Service providers (the good ones at least) are constantly looking for ways to help serve their customers better, faster and smarter and to address their needs. The thinking behind this is simple. Improve your customer service to not only retain your current customer base but to also grow and attract more customers.

So, where can it all go wrong?

At the best of times I am a fussy eater. It drives my wife crazy sometimes. Sometimes I can decide what I will have for lunch before leaving for work. Other times I find it difficult to choose what to have on a sandwich from the condiments available at the deli counter (while in the queue with other customers waiting for me to make my mind up).

Recently I have been going to a particular deli close to my current assignment. The member of staff (John) serving the drinks and coffees has a great ability to remember everyone’s beverage preference especially where coffee is concerned. John prides himself on this and uses it will to interact with customers. I think this is an extraordinary ability in regards to the number of people that come and go from the shop each day. He will diligently have your beverage ready for collection at the till without you having to ask for it. So now, day after day I get presented with my beverage of choice (black tea) at the till without having asked for it.

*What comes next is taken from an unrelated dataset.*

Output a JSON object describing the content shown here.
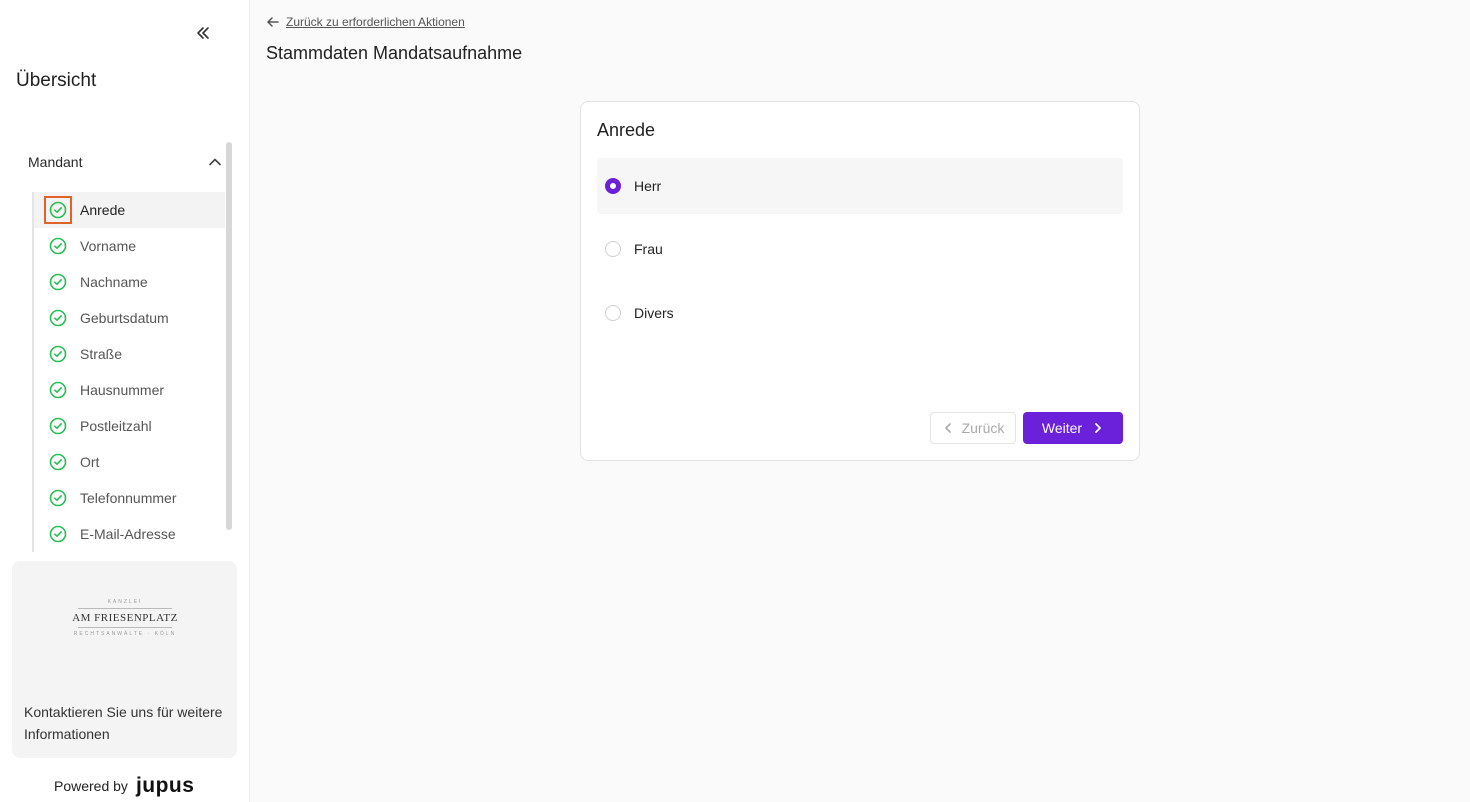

Surely this represents an improved customer experience and therefore will lead to increased customer satisfaction. Generally yes it should but alas not in my case.  You see, in effect, what has happened is that I have lost the ability as a customer to choose what I want, when I want it. John (the server) has gotten to know me day after day and to know what I like. However, I can now no longer choose what beverage I can have, the choice has already been made by John.

Now in discussing this situation with a colleague I had to concede that perhaps 90% of the time, given the choice, I would have gone with what I was served but that is not the point. I am a loyal customer but I am no longer in charge of the decisions I feel I need to make (even something as simple as deciding what beverage to have with lunch). So what I do? Confront John or go elsewhere?

Generally it is much easier for customers to look elsewhere especially if similar products are available at similar prices rather than have a confrontation or an uncomfortable conversation with the service provider.

Understand your customers. Even when you think you are providing a superior service, continually ask “How are we doing today? Are we meeting your expectations? What would you like to tell us?

John, you do a great job but listen up. Have the tea ready but if you ask me if it is what I want then we will get on just fine. You might find that 90% of the time, or more, I will happily take it and want to come back.

About the Author: Mark O'Loughlin